-- Instructions to follow --
Identify all lines in the data containing the string "time". Copy them out.

[[ Material provided open ]]

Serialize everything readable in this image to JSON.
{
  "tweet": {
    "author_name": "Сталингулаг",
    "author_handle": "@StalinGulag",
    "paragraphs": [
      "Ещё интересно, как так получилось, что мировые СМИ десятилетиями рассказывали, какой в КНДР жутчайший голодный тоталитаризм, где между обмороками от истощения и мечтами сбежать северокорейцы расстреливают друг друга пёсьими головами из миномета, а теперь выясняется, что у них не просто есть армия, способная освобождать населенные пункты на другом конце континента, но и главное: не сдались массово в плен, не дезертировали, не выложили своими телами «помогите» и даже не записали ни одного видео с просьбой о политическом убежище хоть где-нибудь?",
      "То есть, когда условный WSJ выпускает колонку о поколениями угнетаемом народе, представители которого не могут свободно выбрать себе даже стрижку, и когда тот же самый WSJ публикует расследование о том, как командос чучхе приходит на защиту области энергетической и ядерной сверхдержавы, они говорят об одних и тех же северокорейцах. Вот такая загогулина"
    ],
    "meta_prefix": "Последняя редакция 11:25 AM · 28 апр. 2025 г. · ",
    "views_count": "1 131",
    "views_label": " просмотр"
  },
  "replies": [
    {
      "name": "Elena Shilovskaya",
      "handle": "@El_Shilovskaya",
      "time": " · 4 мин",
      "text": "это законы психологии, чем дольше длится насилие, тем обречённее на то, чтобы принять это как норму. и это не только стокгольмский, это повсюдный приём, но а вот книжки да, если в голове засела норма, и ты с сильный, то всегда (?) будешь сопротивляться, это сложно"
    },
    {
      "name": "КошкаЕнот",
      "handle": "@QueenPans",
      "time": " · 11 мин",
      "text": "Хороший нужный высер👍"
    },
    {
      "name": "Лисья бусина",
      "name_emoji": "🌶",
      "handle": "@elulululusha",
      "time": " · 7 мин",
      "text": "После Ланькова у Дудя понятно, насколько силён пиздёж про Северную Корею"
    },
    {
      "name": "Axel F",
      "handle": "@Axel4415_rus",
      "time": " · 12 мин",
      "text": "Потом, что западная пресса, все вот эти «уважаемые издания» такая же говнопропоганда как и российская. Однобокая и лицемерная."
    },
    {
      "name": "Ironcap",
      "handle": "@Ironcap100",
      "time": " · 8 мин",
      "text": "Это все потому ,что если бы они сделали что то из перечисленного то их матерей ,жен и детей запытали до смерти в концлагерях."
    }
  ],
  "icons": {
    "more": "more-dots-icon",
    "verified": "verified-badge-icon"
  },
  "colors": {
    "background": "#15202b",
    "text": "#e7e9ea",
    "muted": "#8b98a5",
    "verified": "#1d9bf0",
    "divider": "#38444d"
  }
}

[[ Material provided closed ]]

-- Exercise output --
      "time": " · 4 мин",
      "time": " · 11 мин",
      "time": " · 7 мин",
      "time": " · 12 мин",
      "time": " · 8 мин",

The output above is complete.